That really affected me. Since my businesses mostly run themselves, I decided to simply work less to free up time, but quickly discovered that my own work habits were holding me back.
My days were full of interruptions. I was constantly changing my focus, and instead of having a plan for my day and sticking to it, I spent a lot of time and energy reacting to other people’s priorities instead of my own. It didn’t help that I was bouncing in and out of email all the time, which is an easy way to get knocked off-track.
I thought it was just me because people don’t talk about it much. (I now believe it’s because everyone wants to seem busy, organized and successful to everyone else.) When I did tell other entrepreneurs (including successful folks, people making 7-figures a year) almost everyone said, “me too, let me know what you learn”.
I started reading books and following studies about how the wiring in our brains affects behavior (cognitive psychology) and concluded that humans are simply not wired to sit at a computer typing for 8 hours a day. Sure, we can sit there, and we can type, but we just won’t produce great stuff all day long. We have a few hours of creative awesomeness in us per day, and the trick is to make sure that happens at all, not to pretend it happens all day long.
But I’m getting ahead of myself. :)

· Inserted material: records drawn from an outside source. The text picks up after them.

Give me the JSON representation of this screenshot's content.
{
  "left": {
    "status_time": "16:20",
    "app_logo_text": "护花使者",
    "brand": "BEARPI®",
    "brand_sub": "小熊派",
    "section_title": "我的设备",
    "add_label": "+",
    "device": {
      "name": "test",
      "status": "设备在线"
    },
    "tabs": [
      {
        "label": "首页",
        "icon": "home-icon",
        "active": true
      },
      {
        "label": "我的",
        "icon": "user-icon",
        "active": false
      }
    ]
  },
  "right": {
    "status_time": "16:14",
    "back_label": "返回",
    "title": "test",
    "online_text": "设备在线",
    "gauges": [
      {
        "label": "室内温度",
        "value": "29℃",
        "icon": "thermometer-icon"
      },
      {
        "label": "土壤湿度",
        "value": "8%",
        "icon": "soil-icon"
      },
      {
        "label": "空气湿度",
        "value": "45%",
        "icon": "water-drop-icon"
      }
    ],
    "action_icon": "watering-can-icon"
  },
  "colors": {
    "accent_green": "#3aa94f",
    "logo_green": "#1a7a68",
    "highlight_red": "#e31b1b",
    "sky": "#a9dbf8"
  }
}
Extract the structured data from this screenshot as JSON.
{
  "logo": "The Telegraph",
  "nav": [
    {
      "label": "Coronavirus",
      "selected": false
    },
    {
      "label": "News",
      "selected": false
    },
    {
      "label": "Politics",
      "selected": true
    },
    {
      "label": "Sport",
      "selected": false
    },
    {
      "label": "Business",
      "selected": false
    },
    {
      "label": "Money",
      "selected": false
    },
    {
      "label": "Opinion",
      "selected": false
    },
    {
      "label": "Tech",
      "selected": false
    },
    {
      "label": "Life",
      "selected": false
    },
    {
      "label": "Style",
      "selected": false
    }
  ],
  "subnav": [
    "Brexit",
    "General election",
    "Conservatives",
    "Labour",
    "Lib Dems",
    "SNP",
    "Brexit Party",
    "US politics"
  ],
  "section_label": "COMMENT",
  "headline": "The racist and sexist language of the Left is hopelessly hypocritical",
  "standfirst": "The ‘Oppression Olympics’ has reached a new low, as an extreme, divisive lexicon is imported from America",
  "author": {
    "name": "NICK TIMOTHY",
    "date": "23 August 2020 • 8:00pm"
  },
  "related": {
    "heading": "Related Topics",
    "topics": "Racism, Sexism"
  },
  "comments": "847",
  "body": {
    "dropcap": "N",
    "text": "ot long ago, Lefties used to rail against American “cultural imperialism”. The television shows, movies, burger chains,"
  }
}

I started implementing new guidelines for working, slowly at first and then more aggressively. I ran experiments on myself and friends, and slowly patterns emerged. I kept on experimenting and implementing, until I was getting a lot more work done in less time, and replacing the wasted time with either learning new things (currently diving into video production) and even more time with my family. I’m also in better shape because I spend some of the extra time I gained taking better care of myself.
PS: Unexpectedly, I’ve also found that spending more time being relaxed has been great for creativity and my business in general.
This site is for sharing what’s working for me, and I hope it helps you too.
Thanks for checking out the site.
Aaron Dragushan has been starting and growing businesses since 1993. Clients have included Reader’s Digest, CNBC and Crest, with press coverage in the Wall Street Journal, PC Magazine and the BBC News. His businesses now run on auto-pilot, leaving him free to pursue new ventures such as UpgradeMe (a community for entrepreneurs) and take time off to play with his kids whenever they’ll put up with him.